I recently participated in a professional learning experience with Lute-Stem about multimodal methods at Lehman College. I learned a lot about ways to incorporate strategies for students’ instruction to be more multimodal. During the summer, I learned about the Scratch program, multimodal literacy, the habits of mind, and the review of a child.
There was a lot to consider when it came to applying what I learned in the classroom. In this letter, I’d like to focus on multimodal strategies because I believe this is an excellent method to integrate into our instruction. A multimodal approach means a lesson is introduced in multiple ways; it can be performed using visuals, movement, auditory, reading, and writing to meet students’ learning goals. Thus, ensuring that the students are provided with different approaches subject to their learning abilities.
I would like to propose that we create an activity that incorporates that aspect into the instruction. I would like to implement an activity called “All About Me.” This activity is designed for preschoolers. The students will be given different options to choose from. For example, they can draw a picture, create a poster or record a video of the things they want us to know about themselves. I believe this activity is perfect when including multimodal strategies. Also, since it is the beginning of the school year, it will serve as an introduction to the class and their classmates. This will help to get to know the students and make connections within themselves. Given the age group, the project requires teacher involvement and assistance to complete the activity, which will take about two days.
To do this, we will need paper, crayons, markers, scissors, magazines, posters, colored pencils, tablets, and google slides.

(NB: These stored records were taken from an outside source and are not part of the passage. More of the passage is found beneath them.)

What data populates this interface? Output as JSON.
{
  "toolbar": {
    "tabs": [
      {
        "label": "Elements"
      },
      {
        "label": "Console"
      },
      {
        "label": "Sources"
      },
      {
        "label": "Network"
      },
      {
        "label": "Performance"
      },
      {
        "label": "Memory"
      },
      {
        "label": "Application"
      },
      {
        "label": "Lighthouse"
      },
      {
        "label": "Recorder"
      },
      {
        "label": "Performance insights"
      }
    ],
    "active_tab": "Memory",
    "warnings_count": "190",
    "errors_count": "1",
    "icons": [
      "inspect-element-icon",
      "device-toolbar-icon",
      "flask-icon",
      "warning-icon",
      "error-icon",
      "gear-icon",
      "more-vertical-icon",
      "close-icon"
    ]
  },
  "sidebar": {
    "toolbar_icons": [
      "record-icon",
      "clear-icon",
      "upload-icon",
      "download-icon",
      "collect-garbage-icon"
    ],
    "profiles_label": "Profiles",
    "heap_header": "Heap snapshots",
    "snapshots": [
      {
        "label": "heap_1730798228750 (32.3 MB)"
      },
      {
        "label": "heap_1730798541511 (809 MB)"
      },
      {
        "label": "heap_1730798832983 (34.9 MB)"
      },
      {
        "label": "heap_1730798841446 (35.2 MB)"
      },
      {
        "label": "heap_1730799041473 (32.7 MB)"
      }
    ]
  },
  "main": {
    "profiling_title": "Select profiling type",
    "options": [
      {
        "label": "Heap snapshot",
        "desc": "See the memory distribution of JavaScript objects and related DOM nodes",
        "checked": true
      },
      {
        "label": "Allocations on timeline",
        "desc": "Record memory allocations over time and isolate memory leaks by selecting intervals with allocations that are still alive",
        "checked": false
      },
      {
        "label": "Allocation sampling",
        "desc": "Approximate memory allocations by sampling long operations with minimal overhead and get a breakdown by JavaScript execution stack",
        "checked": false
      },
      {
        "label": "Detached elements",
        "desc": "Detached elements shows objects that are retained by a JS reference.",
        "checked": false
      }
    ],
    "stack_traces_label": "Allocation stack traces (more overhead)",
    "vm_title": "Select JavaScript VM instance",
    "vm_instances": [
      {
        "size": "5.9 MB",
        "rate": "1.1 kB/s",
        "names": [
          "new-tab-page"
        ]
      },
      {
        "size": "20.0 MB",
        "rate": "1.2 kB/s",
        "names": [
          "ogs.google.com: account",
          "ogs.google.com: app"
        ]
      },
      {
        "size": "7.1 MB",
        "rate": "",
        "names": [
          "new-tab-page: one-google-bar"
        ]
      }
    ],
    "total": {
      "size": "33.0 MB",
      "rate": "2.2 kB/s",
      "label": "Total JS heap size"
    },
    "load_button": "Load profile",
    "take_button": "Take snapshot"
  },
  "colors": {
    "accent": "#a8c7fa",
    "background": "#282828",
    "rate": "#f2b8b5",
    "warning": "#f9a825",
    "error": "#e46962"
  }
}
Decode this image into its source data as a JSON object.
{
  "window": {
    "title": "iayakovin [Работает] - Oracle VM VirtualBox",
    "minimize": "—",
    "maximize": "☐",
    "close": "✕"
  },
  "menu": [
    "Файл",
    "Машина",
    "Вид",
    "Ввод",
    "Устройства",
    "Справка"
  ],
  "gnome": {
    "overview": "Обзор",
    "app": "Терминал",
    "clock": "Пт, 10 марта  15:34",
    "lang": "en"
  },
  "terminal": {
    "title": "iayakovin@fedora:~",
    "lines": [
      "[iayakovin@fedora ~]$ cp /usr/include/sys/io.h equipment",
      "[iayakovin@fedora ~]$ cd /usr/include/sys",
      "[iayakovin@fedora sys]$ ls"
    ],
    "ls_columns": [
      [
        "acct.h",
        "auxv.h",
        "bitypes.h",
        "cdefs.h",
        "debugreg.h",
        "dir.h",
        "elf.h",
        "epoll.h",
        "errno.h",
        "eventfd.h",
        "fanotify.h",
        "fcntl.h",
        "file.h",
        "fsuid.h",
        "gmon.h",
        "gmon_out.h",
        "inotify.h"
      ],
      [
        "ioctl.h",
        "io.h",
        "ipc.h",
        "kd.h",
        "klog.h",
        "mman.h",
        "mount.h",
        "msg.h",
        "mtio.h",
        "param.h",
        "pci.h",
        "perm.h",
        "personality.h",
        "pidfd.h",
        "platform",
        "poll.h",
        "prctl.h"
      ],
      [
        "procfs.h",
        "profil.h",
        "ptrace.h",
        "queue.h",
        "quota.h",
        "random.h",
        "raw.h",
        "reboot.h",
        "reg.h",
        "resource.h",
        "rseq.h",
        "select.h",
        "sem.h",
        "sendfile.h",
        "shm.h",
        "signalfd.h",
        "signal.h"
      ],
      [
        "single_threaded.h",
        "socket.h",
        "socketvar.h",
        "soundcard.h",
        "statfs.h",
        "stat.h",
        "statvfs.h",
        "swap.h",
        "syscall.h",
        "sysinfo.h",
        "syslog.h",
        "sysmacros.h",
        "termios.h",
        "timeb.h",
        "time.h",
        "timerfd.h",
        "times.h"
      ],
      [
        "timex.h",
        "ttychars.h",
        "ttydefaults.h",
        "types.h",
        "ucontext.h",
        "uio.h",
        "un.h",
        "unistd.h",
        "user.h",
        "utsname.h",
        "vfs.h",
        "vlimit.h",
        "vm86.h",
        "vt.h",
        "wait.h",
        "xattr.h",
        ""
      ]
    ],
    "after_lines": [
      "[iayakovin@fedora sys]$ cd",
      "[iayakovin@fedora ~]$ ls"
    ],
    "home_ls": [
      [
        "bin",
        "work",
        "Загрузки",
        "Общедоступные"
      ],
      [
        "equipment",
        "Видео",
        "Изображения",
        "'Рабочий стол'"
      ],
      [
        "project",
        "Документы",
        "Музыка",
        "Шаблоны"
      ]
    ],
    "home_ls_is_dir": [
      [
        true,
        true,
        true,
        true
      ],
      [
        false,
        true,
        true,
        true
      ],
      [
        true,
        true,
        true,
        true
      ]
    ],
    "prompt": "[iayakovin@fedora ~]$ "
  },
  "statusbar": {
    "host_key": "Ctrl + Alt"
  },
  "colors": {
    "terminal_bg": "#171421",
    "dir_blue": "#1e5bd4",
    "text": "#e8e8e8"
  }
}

The students will have the option to make either a picture, a poster, or a video to present the things they should know about themselves. The final product will be presented on a google slide to the class.
When the students complete this activity, they will have made progress on these three standards from New York State Prekindergarten Learning Standards:
- PK.SEL.2. Recognizes self as an individual having unique abilities, characteristics, feelings, and interests
- PK.SEL.4. Develops positive relationships with their peers
- PK.ELAL.14. [PKW.2] Uses a combination of drawing, dictating, oral expression, and/or emergent writing to name a familiar topic and supply information in child-centered, authentic, play-based learning
Here’s how I think we might introduce this activity. We could give these directions to the students:
During the morning meeting, the class will gather on the carpet. The teacher will talk about the new faces in the classroom. She will explain that new friends joined the classroom as the new year began. She will then say that an excellent way to get to know each other is by introducing ourselves and the things we like. She will introduce herself as a way to model it for the students. She then will explain what the activity will be about. She would ask the students questions such as “What is your name?” “What is one thing you like to do?” What is your favorite color? “What is your favorite food?”
The teacher will show examples of “All About Me” projects for the students to understand what is being asked. The teacher will work with small groups to assist them when needed. She will work with groups of 4. Before the activity, she will ask the student what of the three choices they would like to pick from. After, she will ask them the questions presented before for them to have an idea. They will be provided with the materials, and the teacher will provide guidance when needed.
I would also propose that the students give each other feedback on their work. They could use this checklist to self-assess and provide each other feedback:
· I can create a picture, poster, or video of the things I like to do
· I can say one thing I like about my classmate’s work
· I can present my creation to my friend
· I can talk about my creation
This activity should take at least 10-15 minutes to complete, allowing time for productive struggle. (Given the attention span of this age group, this activity could take more time than mentioned above). The teacher will encourage the students to ask questions about the project to promote persistence. This will provide opportunities to check if they answered all the questions about themselves and to revise and add what they are missing to their project.
When they have finished this activity, we can ask the students to talk about how they used one of these three Habits of Mind. Since the students are so young, I will ask them questions about their habits of mind to understand the concepts. Some questions will be: “Did you listen to your classmate?” “Did you wait for your turn?” “Did you create a project? “What was one thing you liked about your classmate’s work?” “What did you learn from your classmate?” Following those questions, the teacher will explain that by answering those questions, they are exercising the habits of mind.
· Listening with understanding
· Managing Impulsivity
· Creating imagining and innovating
The Habits of Mind will also be used to give the students oral feedback while they are working and after finishing their work.
Thank you for taking the time to consider this proposal. I hope you see how valuable this activity could be for our students. Please let me know if you have any revisions that I might consider for this activity.
I look forward to working with you on this.